• [WHAT TO PRODUCE]: Restate all entries exactly. Skip the images.
◆ ◆ ◆ ◆
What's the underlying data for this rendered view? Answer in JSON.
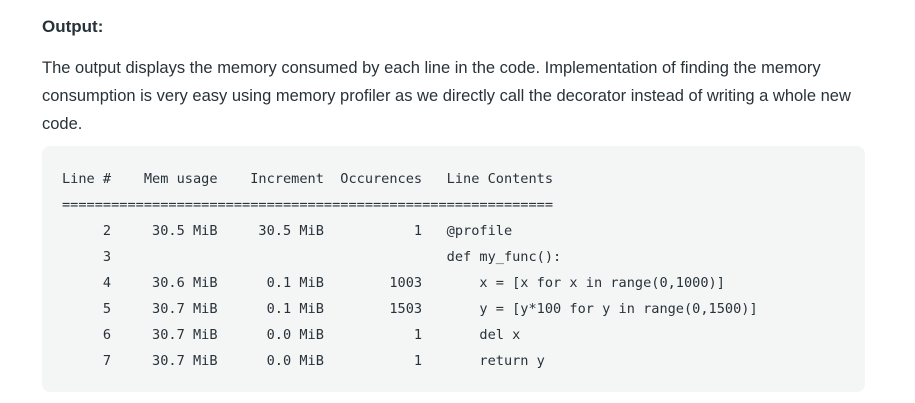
{
  "heading": "Output:",
  "paragraph": "The output displays the memory consumed  by each line in the code. Implementation of finding the memory consumption is very easy using memory profiler as we directly call the decorator instead of writing a whole new code.",
  "code": {
    "header": "Line #    Mem usage    Increment  Occurences   Line Contents",
    "separator": "============================================================",
    "rows": [
      "     2     30.5 MiB     30.5 MiB           1   @profile",
      "     3                                         def my_func():",
      "     4     30.6 MiB      0.1 MiB        1003       x = [x for x in range(0,1000)]",
      "     5     30.7 MiB      0.1 MiB        1503       y = [y*100 for y in range(0,1500)]",
      "     6     30.7 MiB      0.0 MiB           1       del x",
      "     7     30.7 MiB      0.0 MiB           1       return y"
    ]
  }
}
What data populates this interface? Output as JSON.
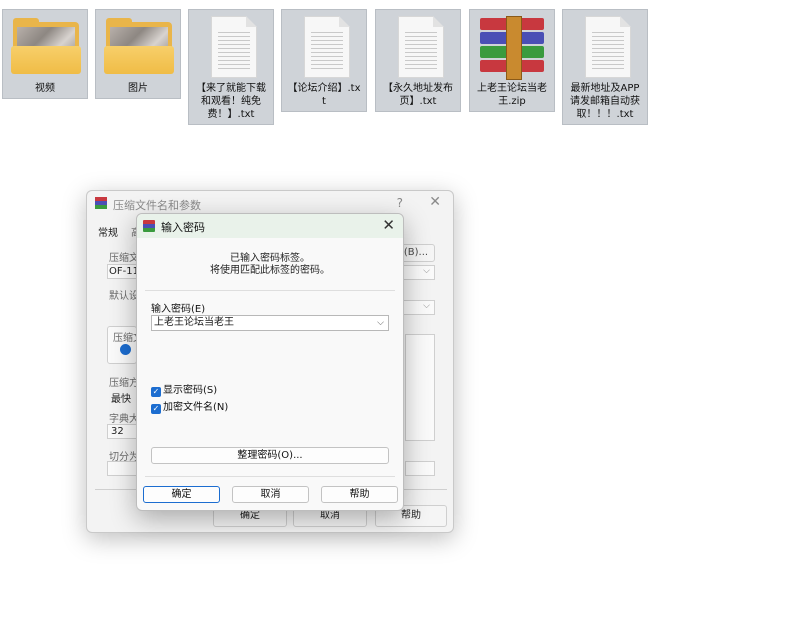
{
  "desktop": {
    "files": [
      {
        "type": "folder",
        "label": "视频"
      },
      {
        "type": "folder",
        "label": "图片"
      },
      {
        "type": "txt",
        "label": "【来了就能下载和观看！纯免费！】.txt"
      },
      {
        "type": "txt",
        "label": "【论坛介绍】.txt"
      },
      {
        "type": "txt",
        "label": "【永久地址发布页】.txt"
      },
      {
        "type": "zip",
        "label": "上老王论坛当老王.zip"
      },
      {
        "type": "txt",
        "label": "最新地址及APP请发邮箱自动获取！！！.txt"
      }
    ]
  },
  "back_dialog": {
    "title": "压缩文件名和参数",
    "help_glyph": "?",
    "tab_general": "常规",
    "tab_partial": "高",
    "archive_label": "压缩文",
    "archive_value": "OF-115",
    "browse_button": "(B)...",
    "default_label": "默认设",
    "format_label": "压缩文",
    "method_label": "压缩方",
    "method_value": "最快",
    "dict_label": "字典大",
    "dict_value": "32",
    "split_label": "切分为",
    "ok_button": "确定",
    "cancel_button": "取消",
    "help_button": "帮助"
  },
  "password_dialog": {
    "title": "输入密码",
    "info_line1": "已输入密码标签。",
    "info_line2": "将使用匹配此标签的密码。",
    "password_label": "输入密码(E)",
    "password_value": "上老王论坛当老王",
    "show_password_label": "显示密码(S)",
    "encrypt_names_label": "加密文件名(N)",
    "organize_button": "整理密码(O)...",
    "ok_button": "确定",
    "cancel_button": "取消",
    "help_button": "帮助"
  }
}
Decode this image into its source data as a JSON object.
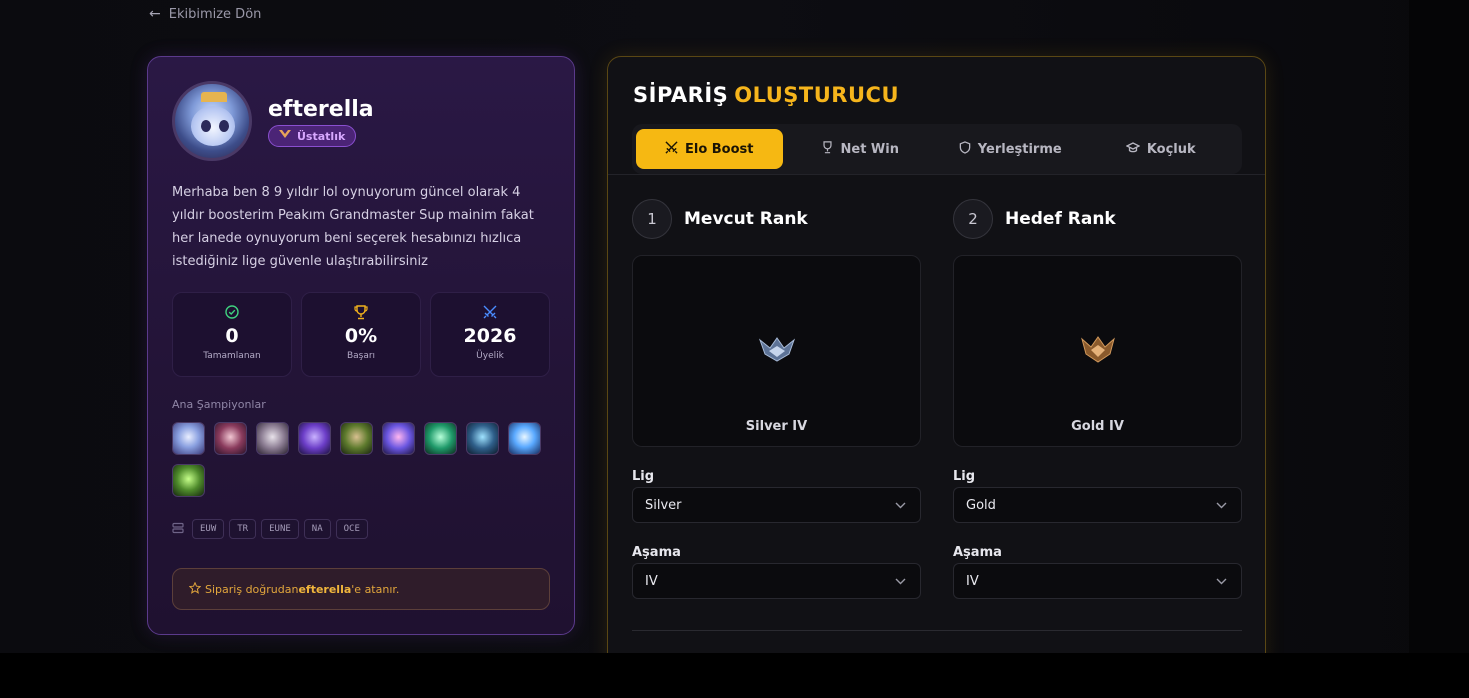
{
  "nav": {
    "back_label": "Ekibimize Dön"
  },
  "profile": {
    "name": "efterella",
    "badge": "Üstatlık",
    "bio": "Merhaba ben 8 9 yıldır lol oynuyorum güncel olarak 4 yıldır boosterim Peakım Grandmaster Sup mainim fakat her lanede oynuyorum beni seçerek hesabınızı hızlıca istediğiniz lige güvenle ulaştırabilirsiniz",
    "stats": [
      {
        "value": "0",
        "label": "Tamamlanan",
        "icon": "check-circle-icon",
        "color": "#3fd27f"
      },
      {
        "value": "0%",
        "label": "Başarı",
        "icon": "trophy-icon",
        "color": "#f2b21c"
      },
      {
        "value": "2026",
        "label": "Üyelik",
        "icon": "swords-icon",
        "color": "#4a8cff"
      }
    ],
    "champions_title": "Ana Şampiyonlar",
    "champions": [
      "champion-1",
      "champion-2",
      "champion-3",
      "champion-4",
      "champion-5",
      "champion-6",
      "champion-7",
      "champion-8",
      "champion-9",
      "champion-10"
    ],
    "regions": [
      "EUW",
      "TR",
      "EUNE",
      "NA",
      "OCE"
    ],
    "assign_prefix": "Sipariş doğrudan ",
    "assign_name": "efterella",
    "assign_suffix": "'e atanır."
  },
  "builder": {
    "title_1": "SİPARİŞ",
    "title_2": "OLUŞTURUCU",
    "tabs": [
      {
        "label": "Elo Boost",
        "icon": "swords-icon",
        "active": true
      },
      {
        "label": "Net Win",
        "icon": "trophy-icon",
        "active": false
      },
      {
        "label": "Yerleştirme",
        "icon": "shield-icon",
        "active": false
      },
      {
        "label": "Koçluk",
        "icon": "graduation-cap-icon",
        "active": false
      }
    ],
    "current": {
      "step": "1",
      "title": "Mevcut Rank",
      "rank_name": "Silver IV",
      "league_label": "Lig",
      "league_value": "Silver",
      "stage_label": "Aşama",
      "stage_value": "IV"
    },
    "target": {
      "step": "2",
      "title": "Hedef Rank",
      "rank_name": "Gold IV",
      "league_label": "Lig",
      "league_value": "Gold",
      "stage_label": "Aşama",
      "stage_value": "IV"
    }
  },
  "colors": {
    "accent": "#f6b812",
    "purple": "#8a4fd0"
  }
}
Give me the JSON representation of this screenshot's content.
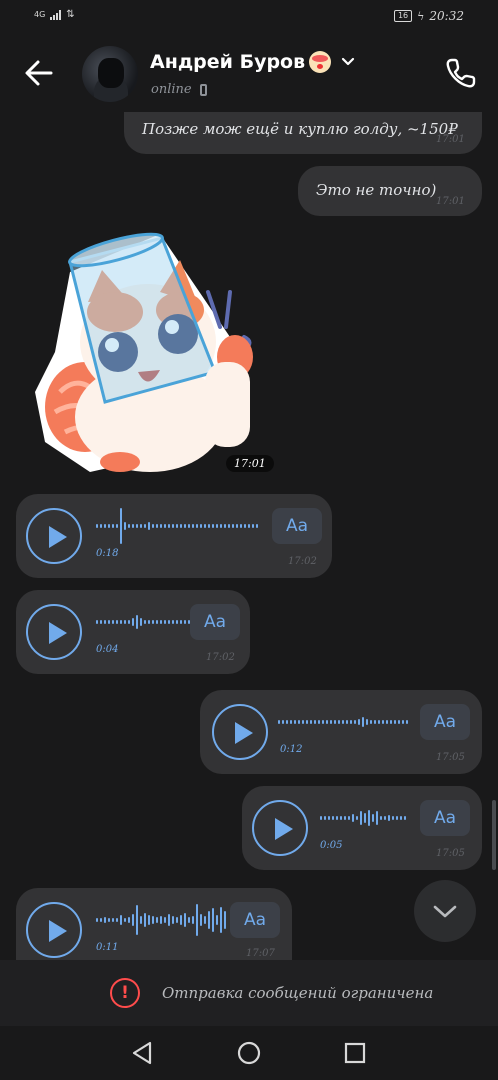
{
  "status_bar": {
    "network": "4G",
    "battery": "16",
    "time": "20:32"
  },
  "header": {
    "back_icon": "arrow-left-icon",
    "name": "Андрей Буров",
    "subtitle": "online",
    "call_icon": "phone-icon"
  },
  "messages": {
    "m1_text": "Позже мож ещё и куплю голду, ~150₽",
    "m1_time": "17:01",
    "m2_text": "Это не точно)",
    "m2_time": "17:01",
    "sticker_time": "17:01",
    "v1_duration": "0:18",
    "v1_time": "17:02",
    "v1_aa": "Aa",
    "v2_duration": "0:04",
    "v2_time": "17:02",
    "v2_aa": "Aa",
    "v3_duration": "0:12",
    "v3_time": "17:05",
    "v3_aa": "Aa",
    "v4_duration": "0:05",
    "v4_time": "17:05",
    "v4_aa": "Aa",
    "v5_duration": "0:11",
    "v5_time": "17:07",
    "v5_aa": "Aa"
  },
  "restricted": {
    "icon": "exclamation-icon",
    "text": "Отправка сообщений ограничена"
  },
  "colors": {
    "background": "#19191a",
    "bubble": "#333335",
    "accent": "#71aaeb",
    "warning": "#ff4c4c"
  }
}
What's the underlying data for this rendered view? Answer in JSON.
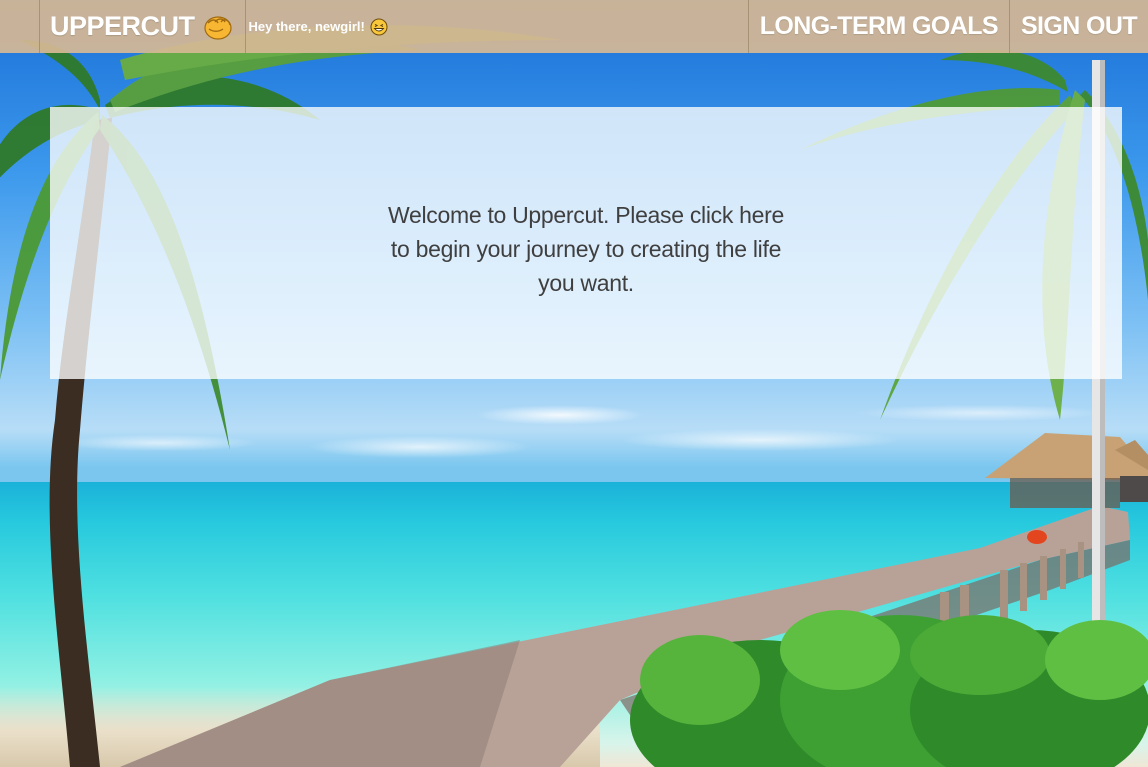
{
  "header": {
    "brand_label": "UPPERCUT",
    "brand_icon": "fist-icon",
    "greeting_text": "Hey there, newgirl!",
    "greeting_icon": "grinning-face-icon",
    "nav": [
      {
        "label": "LONG-TERM GOALS"
      },
      {
        "label": "SIGN OUT"
      }
    ],
    "bar_color": "#d5b894"
  },
  "main": {
    "welcome_text": "Welcome to Uppercut. Please click here to begin your journey to creating the life you want."
  },
  "background": {
    "scene": "tropical-beach-with-pier-and-palm-trees"
  }
}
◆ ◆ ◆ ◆
• [FINAL ANSWER]:
What's the underlying data for this rendered view? Answer in JSON.
{
  "heading": "Output:",
  "paragraph": "The output displays the memory consumed  by each line in the code. Implementation of finding the memory consumption is very easy using memory profiler as we directly call the decorator instead of writing a whole new code.",
  "code": {
    "header": "Line #    Mem usage    Increment  Occurences   Line Contents",
    "separator": "============================================================",
    "rows": [
      "     2     30.5 MiB     30.5 MiB           1   @profile",
      "     3                                         def my_func():",
      "     4     30.6 MiB      0.1 MiB        1003       x = [x for x in range(0,1000)]",
      "     5     30.7 MiB      0.1 MiB        1503       y = [y*100 for y in range(0,1500)]",
      "     6     30.7 MiB      0.0 MiB           1       del x",
      "     7     30.7 MiB      0.0 MiB           1       return y"
    ]
  }
}
What data populates this interface? Output as JSON.
{
  "desktop": {
    "files": [
      {
        "type": "folder",
        "label": "视频"
      },
      {
        "type": "folder",
        "label": "图片"
      },
      {
        "type": "txt",
        "label": "【来了就能下载和观看！纯免费！】.txt"
      },
      {
        "type": "txt",
        "label": "【论坛介绍】.txt"
      },
      {
        "type": "txt",
        "label": "【永久地址发布页】.txt"
      },
      {
        "type": "zip",
        "label": "上老王论坛当老王.zip"
      },
      {
        "type": "txt",
        "label": "最新地址及APP请发邮箱自动获取！！！.txt"
      }
    ]
  },
  "back_dialog": {
    "title": "压缩文件名和参数",
    "help_glyph": "?",
    "tab_general": "常规",
    "tab_partial": "高",
    "archive_label": "压缩文",
    "archive_value": "OF-115",
    "browse_button": "(B)...",
    "default_label": "默认设",
    "format_label": "压缩文",
    "method_label": "压缩方",
    "method_value": "最快",
    "dict_label": "字典大",
    "dict_value": "32",
    "split_label": "切分为",
    "ok_button": "确定",
    "cancel_button": "取消",
    "help_button": "帮助"
  },
  "password_dialog": {
    "title": "输入密码",
    "info_line1": "已输入密码标签。",
    "info_line2": "将使用匹配此标签的密码。",
    "password_label": "输入密码(E)",
    "password_value": "上老王论坛当老王",
    "show_password_label": "显示密码(S)",
    "encrypt_names_label": "加密文件名(N)",
    "organize_button": "整理密码(O)...",
    "ok_button": "确定",
    "cancel_button": "取消",
    "help_button": "帮助"
  }
}
Decode this image into its source data as a JSON object.
{
  "nav": {
    "back_label": "Ekibimize Dön"
  },
  "profile": {
    "name": "efterella",
    "badge": "Üstatlık",
    "bio": "Merhaba ben 8 9 yıldır lol oynuyorum güncel olarak 4 yıldır boosterim Peakım Grandmaster Sup mainim fakat her lanede oynuyorum beni seçerek hesabınızı hızlıca istediğiniz lige güvenle ulaştırabilirsiniz",
    "stats": [
      {
        "value": "0",
        "label": "Tamamlanan",
        "icon": "check-circle-icon",
        "color": "#3fd27f"
      },
      {
        "value": "0%",
        "label": "Başarı",
        "icon": "trophy-icon",
        "color": "#f2b21c"
      },
      {
        "value": "2026",
        "label": "Üyelik",
        "icon": "swords-icon",
        "color": "#4a8cff"
      }
    ],
    "champions_title": "Ana Şampiyonlar",
    "champions": [
      "champion-1",
      "champion-2",
      "champion-3",
      "champion-4",
      "champion-5",
      "champion-6",
      "champion-7",
      "champion-8",
      "champion-9",
      "champion-10"
    ],
    "regions": [
      "EUW",
      "TR",
      "EUNE",
      "NA",
      "OCE"
    ],
    "assign_prefix": "Sipariş doğrudan ",
    "assign_name": "efterella",
    "assign_suffix": "'e atanır."
  },
  "builder": {
    "title_1": "SİPARİŞ",
    "title_2": "OLUŞTURUCU",
    "tabs": [
      {
        "label": "Elo Boost",
        "icon": "swords-icon",
        "active": true
      },
      {
        "label": "Net Win",
        "icon": "trophy-icon",
        "active": false
      },
      {
        "label": "Yerleştirme",
        "icon": "shield-icon",
        "active": false
      },
      {
        "label": "Koçluk",
        "icon": "graduation-cap-icon",
        "active": false
      }
    ],
    "current": {
      "step": "1",
      "title": "Mevcut Rank",
      "rank_name": "Silver IV",
      "league_label": "Lig",
      "league_value": "Silver",
      "stage_label": "Aşama",
      "stage_value": "IV"
    },
    "target": {
      "step": "2",
      "title": "Hedef Rank",
      "rank_name": "Gold IV",
      "league_label": "Lig",
      "league_value": "Gold",
      "stage_label": "Aşama",
      "stage_value": "IV"
    }
  },
  "colors": {
    "accent": "#f6b812",
    "purple": "#8a4fd0"
  }
}
Give me the JSON representation of this screenshot's content.
{
  "status_bar": {
    "network": "4G",
    "battery": "16",
    "time": "20:32"
  },
  "header": {
    "back_icon": "arrow-left-icon",
    "name": "Андрей Буров",
    "subtitle": "online",
    "call_icon": "phone-icon"
  },
  "messages": {
    "m1_text": "Позже мож ещё и куплю голду, ~150₽",
    "m1_time": "17:01",
    "m2_text": "Это не точно)",
    "m2_time": "17:01",
    "sticker_time": "17:01",
    "v1_duration": "0:18",
    "v1_time": "17:02",
    "v1_aa": "Aa",
    "v2_duration": "0:04",
    "v2_time": "17:02",
    "v2_aa": "Aa",
    "v3_duration": "0:12",
    "v3_time": "17:05",
    "v3_aa": "Aa",
    "v4_duration": "0:05",
    "v4_time": "17:05",
    "v4_aa": "Aa",
    "v5_duration": "0:11",
    "v5_time": "17:07",
    "v5_aa": "Aa"
  },
  "restricted": {
    "icon": "exclamation-icon",
    "text": "Отправка сообщений ограничена"
  },
  "colors": {
    "background": "#19191a",
    "bubble": "#333335",
    "accent": "#71aaeb",
    "warning": "#ff4c4c"
  }
}
What's the underlying data for this rendered view? Answer in JSON.
{
  "header": {
    "brand_label": "UPPERCUT",
    "brand_icon": "fist-icon",
    "greeting_text": "Hey there, newgirl!",
    "greeting_icon": "grinning-face-icon",
    "nav": [
      {
        "label": "LONG-TERM GOALS"
      },
      {
        "label": "SIGN OUT"
      }
    ],
    "bar_color": "#d5b894"
  },
  "main": {
    "welcome_text": "Welcome to Uppercut. Please click here to begin your journey to creating the life you want."
  },
  "background": {
    "scene": "tropical-beach-with-pier-and-palm-trees"
  }
}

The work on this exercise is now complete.